“I know you think everything revolves around you, but it doesn’t anymore,” he says to her. “My life is just as amazing as yours now, for once.” He follows this statement with a telling declaration: “I’m done being Mr. Nice Guy.”
It’s a moment that plays like an aftershock — or contemporary-shock — from cultural conversations that have been going on for years, especially around the idea of “Nice Guys™,” who conceal roiling toxicity and entitlement under a thin layer of camaraderie. “It’s funny, because some people when they talk to me, the big discussion of the film is whether Oscar’s turn is abrupt or not,” Vigalondo said. “And this journalist, this woman, she told me about the red flags that she felt in the first half. The film is filled with red flags. And I wasn’t fully aware of those, but they’re definitely there.”
By the time Oscar’s true ugliness becomes absolutely unignorable, Gloria has already been grappling with her own faults.

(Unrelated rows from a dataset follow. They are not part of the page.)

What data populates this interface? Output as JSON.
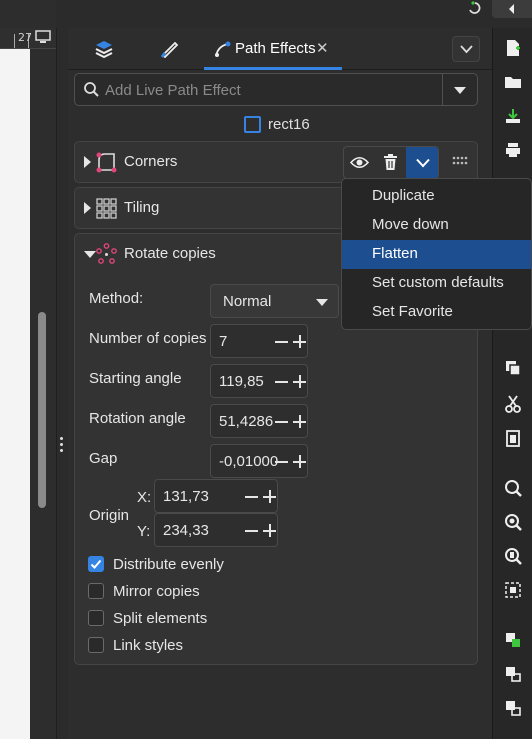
{
  "canvas": {
    "ruler_value": "27"
  },
  "tabs": [
    {
      "name": "layers-tab",
      "label": ""
    },
    {
      "name": "fill-stroke-tab",
      "label": ""
    },
    {
      "name": "path-effects-tab",
      "label": "Path Effects",
      "close": "✕"
    }
  ],
  "search": {
    "placeholder": "Add Live Path Effect"
  },
  "object": {
    "name": "rect16"
  },
  "effects": [
    {
      "name": "Corners",
      "expanded": false
    },
    {
      "name": "Tiling",
      "expanded": false
    },
    {
      "name": "Rotate copies",
      "expanded": true
    }
  ],
  "rotate": {
    "method_label": "Method:",
    "method_value": "Normal",
    "copies_label": "Number of copies",
    "copies_value": "7",
    "start_label": "Starting angle",
    "start_value": "119,85",
    "rotation_label": "Rotation angle",
    "rotation_value": "51,4286",
    "gap_label": "Gap",
    "gap_value": "-0,01000",
    "origin_label": "Origin",
    "x_label": "X:",
    "x_value": "131,73",
    "y_label": "Y:",
    "y_value": "234,33",
    "checkboxes": [
      {
        "label": "Distribute evenly",
        "checked": true
      },
      {
        "label": "Mirror copies",
        "checked": false
      },
      {
        "label": "Split elements",
        "checked": false
      },
      {
        "label": "Link styles",
        "checked": false
      }
    ]
  },
  "context_menu": {
    "items": [
      "Duplicate",
      "Move down",
      "Flatten",
      "Set custom defaults",
      "Set Favorite"
    ],
    "selected": "Flatten"
  },
  "colors": {
    "accent": "#3584e4",
    "selection": "#1d4e8f",
    "corners_icon": "#e0457b"
  }
}
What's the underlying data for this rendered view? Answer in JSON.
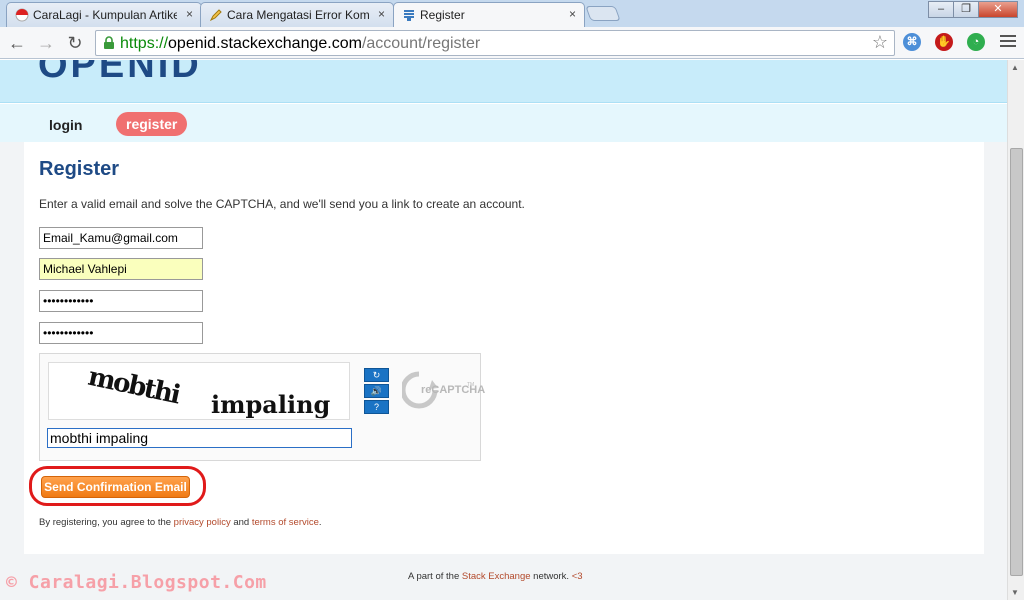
{
  "browser": {
    "tabs": [
      {
        "title": "CaraLagi - Kumpulan Artikel",
        "close": "×"
      },
      {
        "title": "Cara Mengatasi Error Komentar",
        "close": "×"
      },
      {
        "title": "Register",
        "close": "×"
      }
    ],
    "window_controls": {
      "minimize": "–",
      "maximize": "❐",
      "close": "✕"
    },
    "address": {
      "scheme": "https://",
      "host": "openid.stackexchange.com",
      "path": "/account/register"
    },
    "nav": {
      "back": "←",
      "forward": "→",
      "reload": "↻"
    }
  },
  "site": {
    "logo": "OPENID",
    "nav": {
      "login": "login",
      "register": "register"
    }
  },
  "form": {
    "title": "Register",
    "intro": "Enter a valid email and solve the CAPTCHA, and we'll send you a link to create an account.",
    "email": "Email_Kamu@gmail.com",
    "name": "Michael Vahlepi",
    "password": "••••••••••••",
    "password_confirm": "••••••••••••",
    "captcha": {
      "word1": "mobthi",
      "word2": "impaling",
      "response": "mobthi impaling",
      "reload_icon": "↻",
      "audio_icon": "🔊",
      "help_icon": "?",
      "brand": "reCAPTCHA",
      "brand_tm": "TM"
    },
    "submit_label": "Send Confirmation Email",
    "terms_prefix": "By registering, you agree to the ",
    "privacy_link": "privacy policy",
    "terms_and": " and ",
    "terms_link": "terms of service",
    "terms_suffix": "."
  },
  "footer": {
    "prefix": "A part of the ",
    "network_link": "Stack Exchange",
    "suffix": " network. ",
    "heart": "<3"
  },
  "watermark": "© Caralagi.Blogspot.Com",
  "colors": {
    "brand": "#1e4a85",
    "nav_active": "#f07070",
    "header_bg": "#c8ecfa",
    "submit": "#f07a14",
    "highlight": "#e01a1a"
  }
}
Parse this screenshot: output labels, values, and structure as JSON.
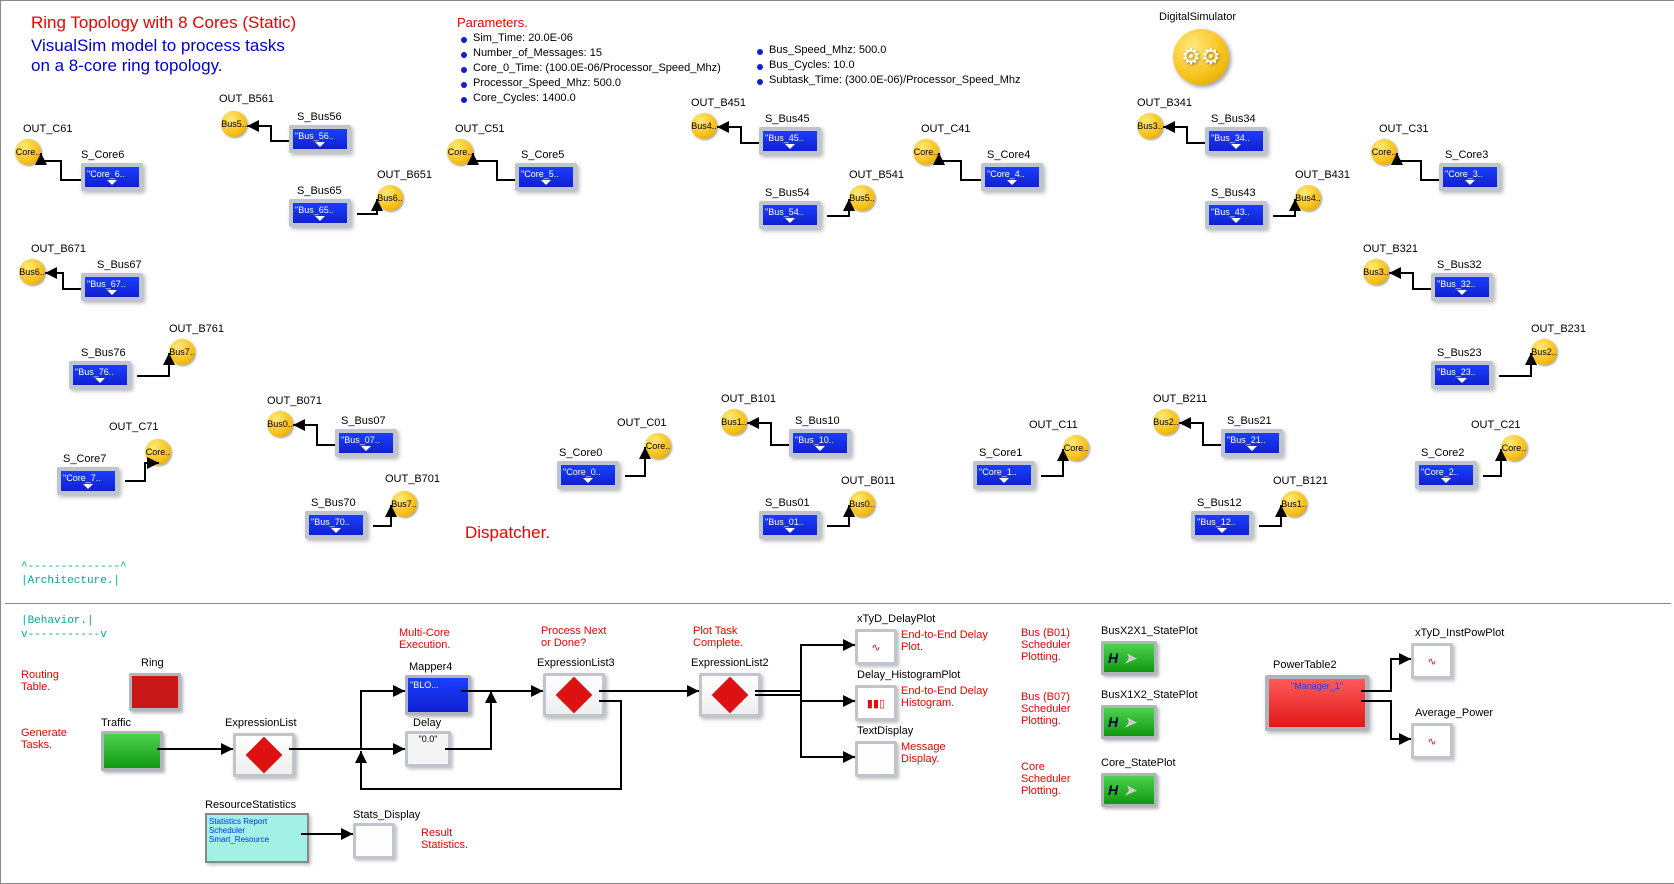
{
  "header": {
    "title": "Ring Topology with 8 Cores (Static)",
    "subtitle1": "VisualSim model to process tasks",
    "subtitle2": "on a 8-core ring topology.",
    "params_header": "Parameters.",
    "params_left": [
      "Sim_Time: 20.0E-06",
      "Number_of_Messages: 15",
      "Core_0_Time: (100.0E-06/Processor_Speed_Mhz)",
      "Processor_Speed_Mhz: 500.0",
      "Core_Cycles: 1400.0"
    ],
    "params_right": [
      "Bus_Speed_Mhz: 500.0",
      "Bus_Cycles: 10.0",
      "Subtask_Time: (300.0E-06)/Processor_Speed_Mhz"
    ],
    "digital_sim": "DigitalSimulator"
  },
  "sections": {
    "arch_top": "^--------------^",
    "arch_mid": "|Architecture.|",
    "behav_mid": "|Behavior.|",
    "behav_bot": "v-----------v",
    "dispatcher": "Dispatcher."
  },
  "arch_labels": {
    "OUT_C61": "OUT_C61",
    "OUT_B561": "OUT_B561",
    "OUT_C51": "OUT_C51",
    "OUT_B451": "OUT_B451",
    "OUT_C41": "OUT_C41",
    "OUT_B341": "OUT_B341",
    "OUT_C31": "OUT_C31",
    "OUT_B651": "OUT_B651",
    "OUT_B541": "OUT_B541",
    "OUT_B431": "OUT_B431",
    "OUT_B671": "OUT_B671",
    "OUT_B761": "OUT_B761",
    "OUT_B071": "OUT_B071",
    "OUT_B701": "OUT_B701",
    "OUT_B101": "OUT_B101",
    "OUT_B011": "OUT_B011",
    "OUT_B211": "OUT_B211",
    "OUT_B121": "OUT_B121",
    "OUT_B321": "OUT_B321",
    "OUT_B231": "OUT_B231",
    "OUT_C71": "OUT_C71",
    "OUT_C01": "OUT_C01",
    "OUT_C11": "OUT_C11",
    "OUT_C21": "OUT_C21",
    "S_Core6": "S_Core6",
    "S_Core5": "S_Core5",
    "S_Core4": "S_Core4",
    "S_Core3": "S_Core3",
    "S_Core7": "S_Core7",
    "S_Core0": "S_Core0",
    "S_Core1": "S_Core1",
    "S_Core2": "S_Core2",
    "S_Bus56": "S_Bus56",
    "S_Bus65": "S_Bus65",
    "S_Bus45": "S_Bus45",
    "S_Bus54": "S_Bus54",
    "S_Bus34": "S_Bus34",
    "S_Bus43": "S_Bus43",
    "S_Bus32": "S_Bus32",
    "S_Bus23": "S_Bus23",
    "S_Bus67": "S_Bus67",
    "S_Bus76": "S_Bus76",
    "S_Bus07": "S_Bus07",
    "S_Bus70": "S_Bus70",
    "S_Bus10": "S_Bus10",
    "S_Bus01": "S_Bus01",
    "S_Bus21": "S_Bus21",
    "S_Bus12": "S_Bus12"
  },
  "block_text": {
    "Core_X": "\"Core_...",
    "Bus_56": "\"Bus_56..",
    "Bus_65": "\"Bus_65..",
    "Bus_45": "\"Bus_45..",
    "Bus_54": "\"Bus_54..",
    "Bus_34": "\"Bus_34..",
    "Bus_43": "\"Bus_43..",
    "Bus_32": "\"Bus_32..",
    "Bus_23": "\"Bus_23..",
    "Bus_67": "\"Bus_67..",
    "Bus_76": "\"Bus_76..",
    "Bus_07": "\"Bus_07..",
    "Bus_70": "\"Bus_70..",
    "Bus_10": "\"Bus_10..",
    "Bus_01": "\"Bus_01..",
    "Bus_21": "\"Bus_21..",
    "Bus_12": "\"Bus_12..",
    "Core_6": "\"Core_6..",
    "Core_5": "\"Core_5..",
    "Core_4": "\"Core_4..",
    "Core_3": "\"Core_3..",
    "Core_7": "\"Core_7..",
    "Core_0": "\"Core_0..",
    "Core_1": "\"Core_1..",
    "Core_2": "\"Core_2..",
    "CorePort": "Core..",
    "BusPort": "Bus.."
  },
  "behavior": {
    "routing_table": "Routing\nTable.",
    "generate_tasks": "Generate\nTasks.",
    "ring": "Ring",
    "traffic": "Traffic",
    "expr": "ExpressionList",
    "mapper4": "Mapper4",
    "mapper4_inner": "\"BLO...",
    "multi_core": "Multi-Core\nExecution.",
    "delay": "Delay",
    "delay_inner": "\"0.0\"",
    "expr3": "ExpressionList3",
    "process_next": "Process Next\nor Done?",
    "expr2": "ExpressionList2",
    "plot_task": "Plot Task\nComplete.",
    "xTyD": "xTyD_DelayPlot",
    "e2e_delay": "End-to-End Delay\nPlot.",
    "hist": "Delay_HistogramPlot",
    "e2e_hist": "End-to-End Delay\nHistogram.",
    "text_disp": "TextDisplay",
    "msg_disp": "Message\nDisplay.",
    "resource": "ResourceStatistics",
    "resource_inner": "Statistics Report\nScheduler\nSmart_Resource",
    "stats_disp": "Stats_Display",
    "result_stats": "Result\nStatistics.",
    "b01": "Bus (B01)\nScheduler\nPlotting.",
    "b07": "Bus (B07)\nScheduler\nPlotting.",
    "core_sched": "Core\nScheduler\nPlotting.",
    "state21": "BusX2X1_StatePlot",
    "state12": "BusX1X2_StatePlot",
    "core_state": "Core_StatePlot",
    "power_table": "PowerTable2",
    "power_inner": "\"Manager_1\"",
    "inst_pow": "xTyD_InstPowPlot",
    "avg_pow": "Average_Power",
    "H": "H"
  }
}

The tension of the final act hinges on how — or if — Gloria can find a way to both free herself from his grasp and put a permanent stop to the terror in Seoul. “I don’t know if it’s because I’m a woman or just a breathing human being in the year 2016,” Hathaway said to Film School Rejects, talking about Colossal last year. “I just found it right to see a woman pull herself out from under traditional male bullshit.”
For Vigalondo, the core of the film is the dynamic between a woman and a man who are both battling different demons. Gloria is trying to find her footing after a tailspin of alcoholism; Oscar is succumbing to the fragility of his own ego. “I was fascinated by both of them, so I wanted to see how that confrontation went,” Vigalondo said. It’s in the film’s final act that the conflict between the two comes to a head. It’s a series of sequences searing in their horror-movie scariness and in their heightened portrayal of a familiar story: that of a “nice” man gone bad, and of the woman who has to figure out how to survive him. The monster at the heart of Colossal may not be the towering creature most prominently advertised in its trailers. But the one that does sit at its center is a recognizable kind of rot — and one that Colossal takes great joy in slaying.